● Data
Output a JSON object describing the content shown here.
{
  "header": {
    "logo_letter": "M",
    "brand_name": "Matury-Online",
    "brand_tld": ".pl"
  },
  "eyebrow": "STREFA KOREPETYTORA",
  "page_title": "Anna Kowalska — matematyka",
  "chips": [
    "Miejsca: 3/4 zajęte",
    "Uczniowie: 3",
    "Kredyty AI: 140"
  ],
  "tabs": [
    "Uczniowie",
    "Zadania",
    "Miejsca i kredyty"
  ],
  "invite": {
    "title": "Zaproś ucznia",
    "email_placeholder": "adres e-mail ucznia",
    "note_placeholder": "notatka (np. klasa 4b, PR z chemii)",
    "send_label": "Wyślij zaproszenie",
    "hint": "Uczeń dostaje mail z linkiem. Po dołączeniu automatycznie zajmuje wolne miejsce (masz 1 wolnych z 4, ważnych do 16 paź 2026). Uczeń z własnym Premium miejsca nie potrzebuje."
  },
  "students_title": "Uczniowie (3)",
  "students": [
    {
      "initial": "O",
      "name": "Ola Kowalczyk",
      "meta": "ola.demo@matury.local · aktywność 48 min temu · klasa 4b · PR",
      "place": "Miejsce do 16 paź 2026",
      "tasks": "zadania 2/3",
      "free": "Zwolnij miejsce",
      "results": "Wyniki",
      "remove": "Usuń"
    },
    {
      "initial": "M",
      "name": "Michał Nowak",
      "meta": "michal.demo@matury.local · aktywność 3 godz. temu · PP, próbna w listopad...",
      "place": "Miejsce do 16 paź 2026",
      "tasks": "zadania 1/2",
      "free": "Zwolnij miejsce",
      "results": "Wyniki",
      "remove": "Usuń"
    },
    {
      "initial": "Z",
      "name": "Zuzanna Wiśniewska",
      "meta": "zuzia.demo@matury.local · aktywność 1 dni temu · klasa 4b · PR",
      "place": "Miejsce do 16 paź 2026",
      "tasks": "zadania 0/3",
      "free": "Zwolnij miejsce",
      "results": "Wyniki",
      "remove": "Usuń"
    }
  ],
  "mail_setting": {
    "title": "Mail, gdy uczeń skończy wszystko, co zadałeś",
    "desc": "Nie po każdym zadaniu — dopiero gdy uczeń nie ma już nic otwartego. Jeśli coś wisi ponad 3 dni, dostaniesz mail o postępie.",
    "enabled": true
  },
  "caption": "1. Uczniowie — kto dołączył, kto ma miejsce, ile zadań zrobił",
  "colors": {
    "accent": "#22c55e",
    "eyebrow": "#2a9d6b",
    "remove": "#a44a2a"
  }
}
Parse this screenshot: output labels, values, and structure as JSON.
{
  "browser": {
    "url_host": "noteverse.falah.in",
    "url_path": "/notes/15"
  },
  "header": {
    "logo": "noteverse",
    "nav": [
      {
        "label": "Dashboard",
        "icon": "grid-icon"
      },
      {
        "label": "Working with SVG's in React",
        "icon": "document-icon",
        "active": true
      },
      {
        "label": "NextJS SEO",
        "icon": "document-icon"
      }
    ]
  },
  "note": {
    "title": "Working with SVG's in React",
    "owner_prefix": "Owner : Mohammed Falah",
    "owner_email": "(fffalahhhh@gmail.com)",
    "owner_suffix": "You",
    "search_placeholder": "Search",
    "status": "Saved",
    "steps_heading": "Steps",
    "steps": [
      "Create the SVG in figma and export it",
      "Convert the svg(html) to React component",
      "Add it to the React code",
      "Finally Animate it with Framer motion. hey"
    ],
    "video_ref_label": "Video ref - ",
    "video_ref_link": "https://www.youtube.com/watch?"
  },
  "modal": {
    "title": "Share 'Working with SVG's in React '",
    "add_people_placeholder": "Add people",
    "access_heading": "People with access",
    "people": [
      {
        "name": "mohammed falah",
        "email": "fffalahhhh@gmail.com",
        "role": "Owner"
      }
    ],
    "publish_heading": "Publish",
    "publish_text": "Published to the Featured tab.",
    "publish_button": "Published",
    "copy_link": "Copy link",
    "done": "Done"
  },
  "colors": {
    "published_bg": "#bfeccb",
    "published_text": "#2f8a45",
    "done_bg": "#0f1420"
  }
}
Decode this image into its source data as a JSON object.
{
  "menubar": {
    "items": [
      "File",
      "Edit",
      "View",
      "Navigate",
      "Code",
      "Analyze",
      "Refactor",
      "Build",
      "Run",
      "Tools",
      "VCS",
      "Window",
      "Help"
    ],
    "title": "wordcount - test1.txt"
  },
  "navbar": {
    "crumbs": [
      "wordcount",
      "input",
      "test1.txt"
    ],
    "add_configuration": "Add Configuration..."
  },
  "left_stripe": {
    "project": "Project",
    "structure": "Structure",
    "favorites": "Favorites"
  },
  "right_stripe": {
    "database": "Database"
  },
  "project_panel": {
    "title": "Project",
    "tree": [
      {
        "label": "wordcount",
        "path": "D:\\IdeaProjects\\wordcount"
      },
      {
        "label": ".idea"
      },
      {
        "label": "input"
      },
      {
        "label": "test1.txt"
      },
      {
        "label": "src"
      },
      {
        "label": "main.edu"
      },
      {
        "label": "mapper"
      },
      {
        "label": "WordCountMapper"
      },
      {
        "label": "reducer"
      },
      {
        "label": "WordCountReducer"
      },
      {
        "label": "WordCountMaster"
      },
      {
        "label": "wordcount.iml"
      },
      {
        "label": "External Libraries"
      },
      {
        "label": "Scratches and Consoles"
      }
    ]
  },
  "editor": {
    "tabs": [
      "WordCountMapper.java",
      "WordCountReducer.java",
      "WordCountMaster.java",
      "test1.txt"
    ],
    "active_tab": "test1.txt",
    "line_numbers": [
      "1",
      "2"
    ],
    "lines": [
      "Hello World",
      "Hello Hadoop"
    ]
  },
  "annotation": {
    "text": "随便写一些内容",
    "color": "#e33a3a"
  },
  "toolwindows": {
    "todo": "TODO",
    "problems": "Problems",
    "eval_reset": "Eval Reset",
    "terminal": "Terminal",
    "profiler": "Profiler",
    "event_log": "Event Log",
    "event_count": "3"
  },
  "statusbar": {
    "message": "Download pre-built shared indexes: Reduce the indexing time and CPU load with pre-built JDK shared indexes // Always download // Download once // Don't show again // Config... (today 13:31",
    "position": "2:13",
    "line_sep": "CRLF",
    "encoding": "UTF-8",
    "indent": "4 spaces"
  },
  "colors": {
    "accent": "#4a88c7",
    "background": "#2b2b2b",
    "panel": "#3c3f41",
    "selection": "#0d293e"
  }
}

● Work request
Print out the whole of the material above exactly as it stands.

● Answer for this exercise
Output a JSON object describing the content shown here.
{
  "header": {
    "logo_letter": "M",
    "brand_name": "Matury-Online",
    "brand_tld": ".pl"
  },
  "eyebrow": "STREFA KOREPETYTORA",
  "page_title": "Anna Kowalska — matematyka",
  "chips": [
    "Miejsca: 3/4 zajęte",
    "Uczniowie: 3",
    "Kredyty AI: 140"
  ],
  "tabs": [
    "Uczniowie",
    "Zadania",
    "Miejsca i kredyty"
  ],
  "invite": {
    "title": "Zaproś ucznia",
    "email_placeholder": "adres e-mail ucznia",
    "note_placeholder": "notatka (np. klasa 4b, PR z chemii)",
    "send_label": "Wyślij zaproszenie",
    "hint": "Uczeń dostaje mail z linkiem. Po dołączeniu automatycznie zajmuje wolne miejsce (masz 1 wolnych z 4, ważnych do 16 paź 2026). Uczeń z własnym Premium miejsca nie potrzebuje."
  },
  "students_title": "Uczniowie (3)",
  "students": [
    {
      "initial": "O",
      "name": "Ola Kowalczyk",
      "meta": "ola.demo@matury.local · aktywność 48 min temu · klasa 4b · PR",
      "place": "Miejsce do 16 paź 2026",
      "tasks": "zadania 2/3",
      "free": "Zwolnij miejsce",
      "results": "Wyniki",
      "remove": "Usuń"
    },
    {
      "initial": "M",
      "name": "Michał Nowak",
      "meta": "michal.demo@matury.local · aktywność 3 godz. temu · PP, próbna w listopad...",
      "place": "Miejsce do 16 paź 2026",
      "tasks": "zadania 1/2",
      "free": "Zwolnij miejsce",
      "results": "Wyniki",
      "remove": "Usuń"
    },
    {
      "initial": "Z",
      "name": "Zuzanna Wiśniewska",
      "meta": "zuzia.demo@matury.local · aktywność 1 dni temu · klasa 4b · PR",
      "place": "Miejsce do 16 paź 2026",
      "tasks": "zadania 0/3",
      "free": "Zwolnij miejsce",
      "results": "Wyniki",
      "remove": "Usuń"
    }
  ],
  "mail_setting": {
    "title": "Mail, gdy uczeń skończy wszystko, co zadałeś",
    "desc": "Nie po każdym zadaniu — dopiero gdy uczeń nie ma już nic otwartego. Jeśli coś wisi ponad 3 dni, dostaniesz mail o postępie.",
    "enabled": true
  },
  "caption": "1. Uczniowie — kto dołączył, kto ma miejsce, ile zadań zrobił",
  "colors": {
    "accent": "#22c55e",
    "eyebrow": "#2a9d6b",
    "remove": "#a44a2a"
  }
}
Parse this screenshot: output labels, values, and structure as JSON.
{
  "browser": {
    "url_host": "noteverse.falah.in",
    "url_path": "/notes/15"
  },
  "header": {
    "logo": "noteverse",
    "nav": [
      {
        "label": "Dashboard",
        "icon": "grid-icon"
      },
      {
        "label": "Working with SVG's in React",
        "icon": "document-icon",
        "active": true
      },
      {
        "label": "NextJS SEO",
        "icon": "document-icon"
      }
    ]
  },
  "note": {
    "title": "Working with SVG's in React",
    "owner_prefix": "Owner : Mohammed Falah",
    "owner_email": "(fffalahhhh@gmail.com)",
    "owner_suffix": "You",
    "search_placeholder": "Search",
    "status": "Saved",
    "steps_heading": "Steps",
    "steps": [
      "Create the SVG in figma and export it",
      "Convert the svg(html) to React component",
      "Add it to the React code",
      "Finally Animate it with Framer motion. hey"
    ],
    "video_ref_label": "Video ref - ",
    "video_ref_link": "https://www.youtube.com/watch?"
  },
  "modal": {
    "title": "Share 'Working with SVG's in React '",
    "add_people_placeholder": "Add people",
    "access_heading": "People with access",
    "people": [
      {
        "name": "mohammed falah",
        "email": "fffalahhhh@gmail.com",
        "role": "Owner"
      }
    ],
    "publish_heading": "Publish",
    "publish_text": "Published to the Featured tab.",
    "publish_button": "Published",
    "copy_link": "Copy link",
    "done": "Done"
  },
  "colors": {
    "published_bg": "#bfeccb",
    "published_text": "#2f8a45",
    "done_bg": "#0f1420"
  }
}
Decode this image into its source data as a JSON object.
{
  "menubar": {
    "items": [
      "File",
      "Edit",
      "View",
      "Navigate",
      "Code",
      "Analyze",
      "Refactor",
      "Build",
      "Run",
      "Tools",
      "VCS",
      "Window",
      "Help"
    ],
    "title": "wordcount - test1.txt"
  },
  "navbar": {
    "crumbs": [
      "wordcount",
      "input",
      "test1.txt"
    ],
    "add_configuration": "Add Configuration..."
  },
  "left_stripe": {
    "project": "Project",
    "structure": "Structure",
    "favorites": "Favorites"
  },
  "right_stripe": {
    "database": "Database"
  },
  "project_panel": {
    "title": "Project",
    "tree": [
      {
        "label": "wordcount",
        "path": "D:\\IdeaProjects\\wordcount"
      },
      {
        "label": ".idea"
      },
      {
        "label": "input"
      },
      {
        "label": "test1.txt"
      },
      {
        "label": "src"
      },
      {
        "label": "main.edu"
      },
      {
        "label": "mapper"
      },
      {
        "label": "WordCountMapper"
      },
      {
        "label": "reducer"
      },
      {
        "label": "WordCountReducer"
      },
      {
        "label": "WordCountMaster"
      },
      {
        "label": "wordcount.iml"
      },
      {
        "label": "External Libraries"
      },
      {
        "label": "Scratches and Consoles"
      }
    ]
  },
  "editor": {
    "tabs": [
      "WordCountMapper.java",
      "WordCountReducer.java",
      "WordCountMaster.java",
      "test1.txt"
    ],
    "active_tab": "test1.txt",
    "line_numbers": [
      "1",
      "2"
    ],
    "lines": [
      "Hello World",
      "Hello Hadoop"
    ]
  },
  "annotation": {
    "text": "随便写一些内容",
    "color": "#e33a3a"
  },
  "toolwindows": {
    "todo": "TODO",
    "problems": "Problems",
    "eval_reset": "Eval Reset",
    "terminal": "Terminal",
    "profiler": "Profiler",
    "event_log": "Event Log",
    "event_count": "3"
  },
  "statusbar": {
    "message": "Download pre-built shared indexes: Reduce the indexing time and CPU load with pre-built JDK shared indexes // Always download // Download once // Don't show again // Config... (today 13:31",
    "position": "2:13",
    "line_sep": "CRLF",
    "encoding": "UTF-8",
    "indent": "4 spaces"
  },
  "colors": {
    "accent": "#4a88c7",
    "background": "#2b2b2b",
    "panel": "#3c3f41",
    "selection": "#0d293e"
  }
}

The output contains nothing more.